USA Today reported that under Sen. John McCain's health-care plan, "[a]bout 4.6 million more people would gain coverage by 2013, the Urban Institute and Brookings Institution Tax Policy Center say," but it did not point out that the TPC also reported that after 2013, "the number of uninsured would creep upward." According to the TPC analysis, by 2018, the number of people covered would be only 2 million more than would have been covered that year without McCain's plan.
In an October 22 article, USA Today misrepresented the Tax Policy Center's assessment of how many Americans would gain health insurance under Sen. John McCain's plan, reporting only the peak year of gains. USA Today reported that "[a]bout 4.6 million more people would gain coverage by 2013, the Urban Institute and Brookings Institution Tax Policy Center say." While the TPC's September 12 analysis did estimate that McCain's plan would reduce the projected number of uninsured by 4.6 million in 2013 as compared to current law, USA Today did not note that the group further reported that after 2013, "the number of uninsured would creep upward." According to the TPC analysis, by 2018, the number of people covered would be only 2 million more than would have been covered that year without McCain's plan.
According to McCain's website, his plan provides "a direct refundable tax credit -- effectively cash -- of $2,500 for individuals and $5,000 for families to offset the cost of insurance." Like the TPC analysis, The New York Times reported on October 6 that "[e]conomists forecast" that the value of McCain's tax credit would diminish over time because "Mr. McCain, according to advisers, would index his tax credits to overall inflation. Health insurance premiums have grown four times faster than inflation since 1999."
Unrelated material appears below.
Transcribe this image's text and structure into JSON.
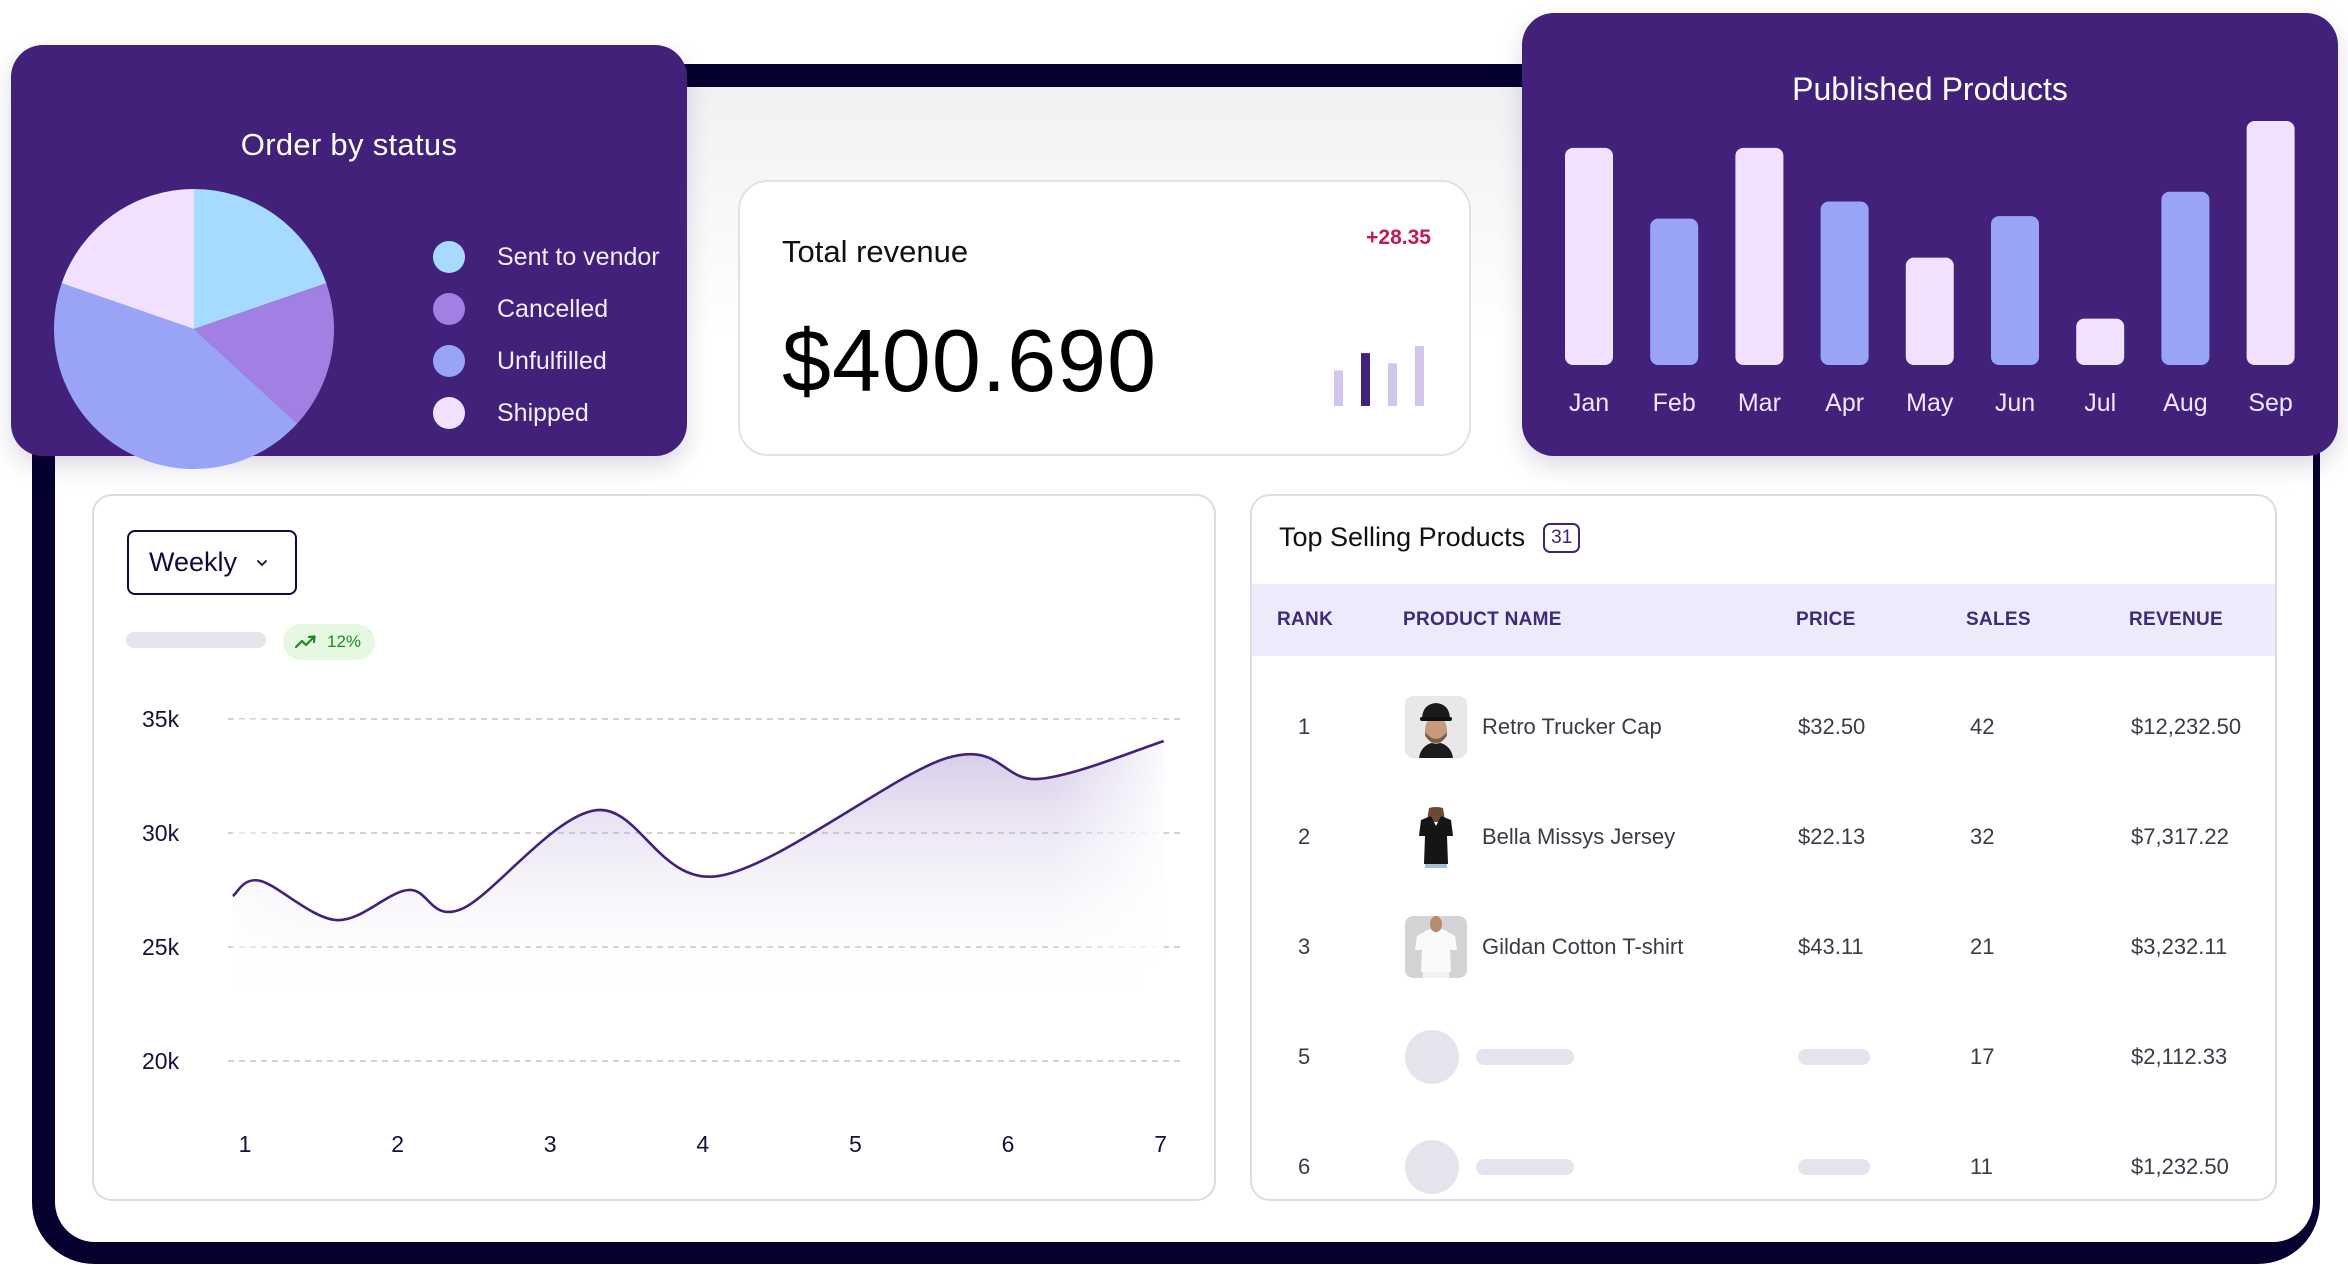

From the Tax Policy Center's September 12 analysis:
Under our assumptions, Senator Obama's plan would reduce the number of uninsured Americans by about 18 million in 2009 and 34 million in 2018. (Table H2) Almost all children would have coverage because the law would require it, but nearly 33 million adults would still lack coverage in 2018. Senator McCain's plan would have far more modest effects, reducing the number of uninsured by just over 1 million in 2009, rising to a maximum of almost 5 million in 2013, after which the number of uninsured would creep upward because the credits grow more slowly than premiums.
Both plans are highly progressive, although Senator Obama's plan targets subsidies more toward low- and middle-income households and is thus significantly more progressive than Senator McCain's proposal. (Table H3) Senator Obama's proposal would reduce the number of uninsured for low- to middle-income families more than Senator McCain's proposal. In the short run, however, McCain's proposal would result in a slightly larger reduction in the number of uninsured for high income families, but the pattern would reverse after a few years. Coverage under the McCain plan would lag over time because the tax credits would grow more slowly than health insurance premiums (which is not true of the ESI exclusion).
From an October 6 New York Times article by Kevin Sack, "Business Cool Toward McCain's Health Coverage Plan":
"There are huge questions about the $5,000 per family being an insufficient amount in terms of being able to purchase the same coverage," said Mr. [R. Bruce] Josten with the Chamber of Commerce.
Helen B. Darling, president of the National Business Group on Health, a coalition of 300 companies, agreed that many workers would face a net loss. "The last thing you want to do to the average working person, especially when you're bailing out big financial companies, is take something they hold near and dear partially away," Ms. Darling said.
Economists forecast that the problem would worsen over time because Mr. McCain, according to advisers, would index his tax credits to overall inflation. Health insurance premiums have grown four times faster than inflation since 1999.
From the October 22 USA Today article, "Health care plans: Obama vs. McCain":
Healthy individuals would see lower costs, while older or sicker people would see prices rise, says a Congressional Budget Office analysis of a similar 2005 proposal to allow insurers to sell across state lines. About 4.6 million more people would gain coverage by 2013, the Urban Institute and Brookings Institution Tax Policy Center say. The tax credit amount could cover the cost of an individual policy for young and healthy workers but would be unlikely to do so for older or sicker people, the Lewin [Group, a health care consulting firm] analysis says.